With Regional Economic Partnerships across Scotland, Scottish Futures Trust recently commissioned Oxford Economics to examine the extent to which regional economic arrangements are used alongside local and national interventions to deliver inclusive growth. Our conclusion from the several case studies that we undertook is that there is no “off-the-shelf” inclusive growth model anywhere that can be simply applied to Scotland. Nevertheless, we think there are lessons to be learnt.
Among the regions we considered, the San Francisco Bay Area is surely the most successful regional economy in the world in terms of wealth creation. But it is poor at transport infrastructure, partly because an absence of regional governance means that local special interests are able to block transport improvement – and also housing – developments. The consequence is an economy that grows rapidly, but with big problems of transport and housing related social exclusion, despite a highly engaged political culture.
Solent in southern England provides a very different example where a regional economic partnership, the Solent Local Enterprise Partnership, is very well established, but struggles in the face of limited resources and a high degree of central government control. Its ability to meet the region’s particular needs is consequently constrained. This impacts on Solent’s overall growth rate, and also on the ability to reduce inequalities between the different local areas within the region.
In Denmark the situation is very different. The concept of inclusive growth is deeply embedded. Denmark is divided into five regions, but the differences between then in economic and social conditions are not great. In part, this reflects the country’s strong commitment to using infrastructure to (literally) unite the nation, and is a deeply rooted part of a national “business model” that tends to reduce inequalities. Denmark has regional councils that bring together local authorities to address economic issues jointly, an arrangement helped by high degrees of consensus within the nation.
Our work also looked at the academic concept of a ‘Functional’ economic region, to see if that provides guidance. The reality is that local and regional economies are far more complex, overlapping, and ever-changing than the academic idea allow for.
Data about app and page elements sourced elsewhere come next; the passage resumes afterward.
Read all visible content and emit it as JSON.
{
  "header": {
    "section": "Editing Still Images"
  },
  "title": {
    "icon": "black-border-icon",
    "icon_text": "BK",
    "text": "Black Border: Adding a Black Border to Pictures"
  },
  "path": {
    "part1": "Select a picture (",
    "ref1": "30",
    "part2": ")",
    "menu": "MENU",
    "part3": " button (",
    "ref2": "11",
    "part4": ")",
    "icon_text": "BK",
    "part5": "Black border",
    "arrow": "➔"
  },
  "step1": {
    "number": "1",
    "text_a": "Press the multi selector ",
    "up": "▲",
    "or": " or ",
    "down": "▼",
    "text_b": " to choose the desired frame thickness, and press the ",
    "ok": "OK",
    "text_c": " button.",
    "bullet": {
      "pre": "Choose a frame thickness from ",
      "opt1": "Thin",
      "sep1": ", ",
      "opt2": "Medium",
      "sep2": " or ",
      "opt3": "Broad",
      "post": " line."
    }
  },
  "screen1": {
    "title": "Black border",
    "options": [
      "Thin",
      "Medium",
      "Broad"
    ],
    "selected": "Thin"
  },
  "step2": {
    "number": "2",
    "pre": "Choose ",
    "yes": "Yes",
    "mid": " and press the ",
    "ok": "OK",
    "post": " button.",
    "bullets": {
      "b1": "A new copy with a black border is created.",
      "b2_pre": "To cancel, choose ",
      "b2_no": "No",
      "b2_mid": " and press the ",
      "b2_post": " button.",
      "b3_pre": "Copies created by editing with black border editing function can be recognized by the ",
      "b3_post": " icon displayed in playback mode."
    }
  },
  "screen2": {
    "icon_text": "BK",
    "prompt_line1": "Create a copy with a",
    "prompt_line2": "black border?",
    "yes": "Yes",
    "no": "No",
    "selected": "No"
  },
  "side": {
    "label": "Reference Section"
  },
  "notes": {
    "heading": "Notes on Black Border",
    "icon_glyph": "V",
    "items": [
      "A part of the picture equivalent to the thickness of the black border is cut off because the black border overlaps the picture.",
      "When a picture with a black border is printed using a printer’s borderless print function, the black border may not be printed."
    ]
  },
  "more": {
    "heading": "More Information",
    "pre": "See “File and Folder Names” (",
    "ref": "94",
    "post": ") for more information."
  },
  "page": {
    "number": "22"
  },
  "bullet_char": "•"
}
Our conclusion is therefore, that a degree of pragmatism in selecting regional partners is justified. That seems to accord with the way in which the process is proceeding in Scotland.